Within the electric power industry, the average company's enterprise system - i.e. the overall system of IT related entities - is today highly complex. Technically, large organizations posses hundreds or thousands of extensively interconnected and heterogeneous single IT systems performing tasks that varies from enterprise resource planning to real-time control and monitoring of industrial processes. Moreover are these systems storing a wide variety of sometimes redundant data, and typically they are deployed on several different platforms. IT does, however, not execute in splendid isolation. Organizationally, the enterprise system embraces business processes and business units using as well as maintaining and acquiring the IT systems. The interplay between the organization and the IT systems are further determined by for instance business goals, ownership and governance structures, strategies, individual system users, documentation, and cost.
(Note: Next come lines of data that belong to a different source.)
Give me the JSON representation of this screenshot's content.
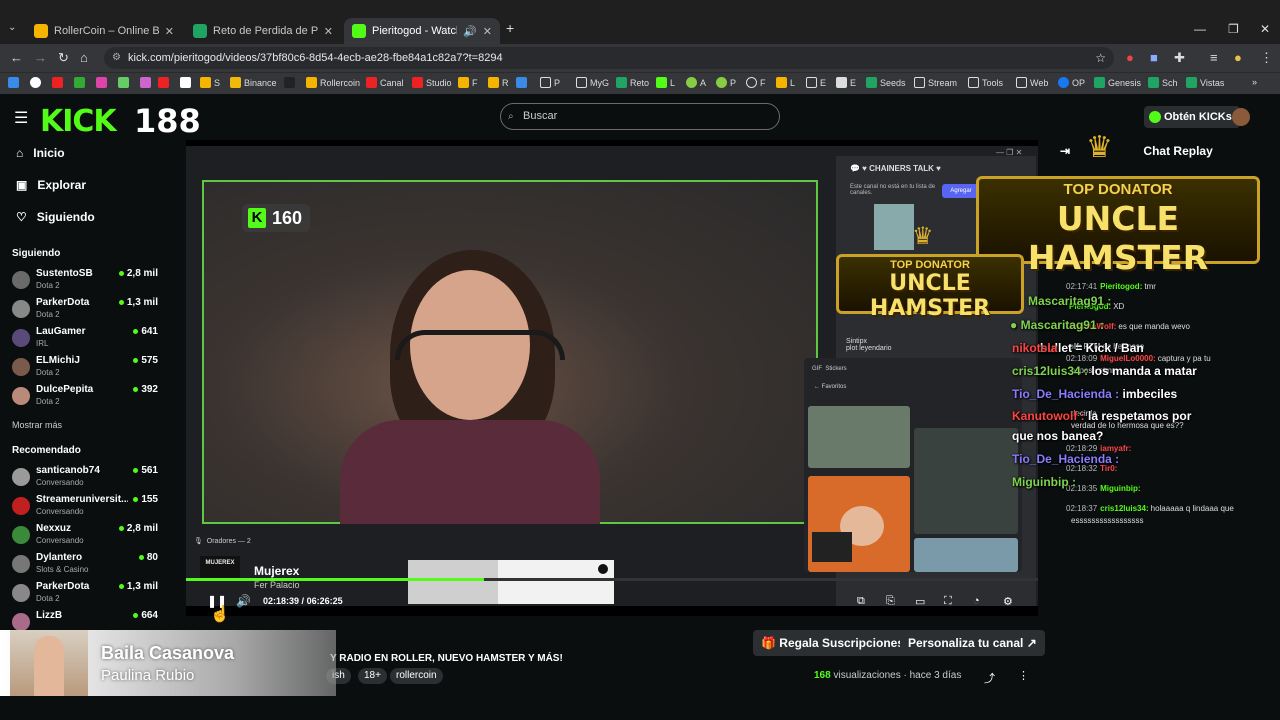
{
  "browser": {
    "tabs": [
      {
        "title": "RollerCoin – Online Bitcoin Mini",
        "color": "#f5b400",
        "active": false
      },
      {
        "title": "Reto de Perdida de Peso - El M",
        "color": "#1fa463",
        "active": false
      },
      {
        "title": "Pieritogod - Watch the VOD",
        "color": "#53fc18",
        "active": true
      }
    ],
    "url": "kick.com/pieritogod/videos/37bf80c6-8d54-4ecb-ae28-fbe84a1c82a7?t=8294",
    "bookmarks": [
      "Binance",
      "Rollercoin",
      "Canal",
      "Studio",
      "F",
      "R",
      "P",
      "MyG",
      "Reto",
      "L",
      "A",
      "P",
      "F",
      "L",
      "E",
      "E",
      "Seeds",
      "Stream",
      "Tools",
      "Web",
      "OP",
      "Genesis",
      "Sch",
      "Vistas"
    ]
  },
  "header": {
    "logo": "KICK",
    "logo_count": "188",
    "search_placeholder": "Buscar",
    "kicks_button": "Obtén KICKs"
  },
  "sidebar": {
    "nav": [
      "Inicio",
      "Explorar",
      "Siguiendo"
    ],
    "following_title": "Siguiendo",
    "following": [
      {
        "name": "SustentoSB",
        "category": "Dota 2",
        "viewers": "2,8 mil",
        "color": "#6a6a6a"
      },
      {
        "name": "ParkerDota",
        "category": "Dota 2",
        "viewers": "1,3 mil",
        "color": "#888888"
      },
      {
        "name": "LauGamer",
        "category": "IRL",
        "viewers": "641",
        "color": "#5a4a7a"
      },
      {
        "name": "ELMichiJ",
        "category": "Dota 2",
        "viewers": "575",
        "color": "#7a5a4a"
      },
      {
        "name": "DulcePepita",
        "category": "Dota 2",
        "viewers": "392",
        "color": "#b98a7a"
      }
    ],
    "show_more": "Mostrar más",
    "recommended_title": "Recomendado",
    "recommended": [
      {
        "name": "santicanob74",
        "category": "Conversando",
        "viewers": "561",
        "color": "#9a9a9a"
      },
      {
        "name": "Streameruniversit...",
        "category": "Conversando",
        "viewers": "155",
        "color": "#c02020"
      },
      {
        "name": "Nexxuz",
        "category": "Conversando",
        "viewers": "2,8 mil",
        "color": "#3a8a3a"
      },
      {
        "name": "Dylantero",
        "category": "Slots & Casino",
        "viewers": "80",
        "color": "#777777"
      },
      {
        "name": "ParkerDota",
        "category": "Dota 2",
        "viewers": "1,3 mil",
        "color": "#888888"
      },
      {
        "name": "LizzB",
        "category": "",
        "viewers": "664",
        "color": "#aa6a8a"
      }
    ]
  },
  "video": {
    "cam_counter": "160",
    "discord_channel": "CHAINERS TALK",
    "discord_notice": "Este canal no está en tu lista de canales.",
    "discord_add": "Agregar",
    "stickers_tab": "GIF",
    "favorites": "Favoritos",
    "speakers": "Oradores — 2",
    "song_box": "MUJEREX",
    "song_title": "Mujerex",
    "song_artist": "Fer Palacio",
    "progress_fraction": 0.35,
    "time_current": "02:18:39",
    "time_sep": "/",
    "time_total": "06:26:25",
    "title_fragment": "Y RADIO EN ROLLER, NUEVO HAMSTER Y MÁS!",
    "tags": [
      "ish",
      "18+",
      "rollercoin"
    ],
    "subs_button": "Regala Suscripciones",
    "custom_button": "Personaliza tu canal",
    "views_count": "168",
    "views_label": "visualizaciones",
    "age": "hace 3 días"
  },
  "overlay": {
    "banner_top": "TOP DONATOR",
    "banner_name": "UNCLE HAMSTER",
    "messages": [
      {
        "user": "Mascaritag91 :",
        "text": "",
        "color": "#7fd34e"
      },
      {
        "user": "Mascaritag91 :",
        "text": "",
        "color": "#7fd34e"
      },
      {
        "user": "bullet :",
        "text": "bullet = Kick / Ban",
        "color": "#ffffff"
      },
      {
        "user": "nikotsla :",
        "text": "bullet = Kick / Ban",
        "color": "#ff4444"
      },
      {
        "user": "cris12luis34 :",
        "text": "los manda a matar",
        "color": "#7fd34e"
      },
      {
        "user": "Tio_De_Hacienda :",
        "text": "imbeciles",
        "color": "#8a7cff"
      },
      {
        "user": "Kanutowolf :",
        "text": "la respetamos por",
        "color": "#ff4444"
      },
      {
        "user": "",
        "text": "que nos banea?",
        "color": "#ffffff"
      },
      {
        "user": "Tio_De_Hacienda :",
        "text": "",
        "color": "#8a7cff"
      },
      {
        "user": "Miguinbip :",
        "text": "",
        "color": "#7fd34e"
      }
    ]
  },
  "chat": {
    "header": "Chat Replay",
    "messages": [
      {
        "time": "02:17:41",
        "user": "Pieritogod:",
        "text": "tmr",
        "color": "#53fc18"
      },
      {
        "time": "",
        "user": "Pieritogod:",
        "text": "XD",
        "color": "#53fc18"
      },
      {
        "time": "",
        "user": "KanutoWolf:",
        "text": "es que manda wevo",
        "color": "#ff4444"
      },
      {
        "time": "",
        "user": "olf:",
        "text": "PTM es hermosa",
        "color": "#bbbbbb"
      },
      {
        "time": "02:18:09",
        "user": "MiguelLo0000:",
        "text": "captura y pa tu",
        "color": "#ff4444"
      },
      {
        "time": "",
        "user": "",
        "text": "esposa ctmr",
        "color": "#bbbbbb"
      },
      {
        "time": "",
        "user": "",
        "text": "decir la",
        "color": "#bbbbbb"
      },
      {
        "time": "",
        "user": "",
        "text": "verdad de lo hermosa que es??",
        "color": "#bbbbbb"
      },
      {
        "time": "02:18:29",
        "user": "iamyafr:",
        "text": "",
        "color": "#ff4444"
      },
      {
        "time": "02:18:32",
        "user": "Tir0:",
        "text": "",
        "color": "#ff4444"
      },
      {
        "time": "02:18:35",
        "user": "Miguinbip:",
        "text": "",
        "color": "#53fc18"
      },
      {
        "time": "02:18:37",
        "user": "cris12luis34:",
        "text": "holaaaaa q lindaaa que",
        "color": "#53fc18"
      },
      {
        "time": "",
        "user": "",
        "text": "esssssssssssssssss",
        "color": "#dddddd"
      }
    ]
  },
  "music": {
    "title": "Baila Casanova",
    "artist": "Paulina Rubio"
  },
  "colors": {
    "brand": "#53fc18",
    "background": "#0b0e0f"
  }
}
Lately, Enterprise Architecture (EA) has evolved with the mission to take a holistic approach to managing the above depicted enterprise system. The discipline's presumption is that architectural models are the key to succeed in understanding and administrating enterprise systems. Compared to many other engineering disciplines, EA is quite immature in many respects. This thesis identifies and elaborates on some important aspects that to date have been overlooked to a large extent. Firstly, the lack of explicit purpose for architectural models is identified. The thesis argues that the concerns of a company's Chief Information Officer (CIO) should guide the rationale behind the development of EA models. In particular, distribution of IT related information and knowledge throughout the organization is emphasized as an important concern uncared for. Secondly, the lack of architectural theory is recognized. The thesis provides examples of how theory, or analysis procedures, could be incorporated into the Enterprise Architecture approach and hereby concretely drive the development of the architectural models. Due to the nature of enterprise systems, EA theories inevitable will be of an indicative character. Finally, in relation to the models as such, three aspects are highlighted. Firstly, the cost of collecting information from the organization to populate models is routinely neglected by the EA community. This expense should be evaluated in relation to the utility of analyses that the information can provide in terms of better informed decision making by the CIO. Secondly, models (and meta-models) must be kept consistent. And thirdly, the design of models is restricted by the limited mental capabilities of the minds of the model users. CIO concerns must consequently be easy to extract from the Enterprise Architecture models.
Key words: Enterprise Architecture, Enterprise System, Chief Information Officer (CIO), Information Technology (IT) Management, Architectural Theory, Electric Power Industry
Stockholm: Elektrotekniska system , 2004.
Electronics, Enterprise architecture, Enterprise system, Chief information officer, Information technology management, Architectural theory, Electric power industry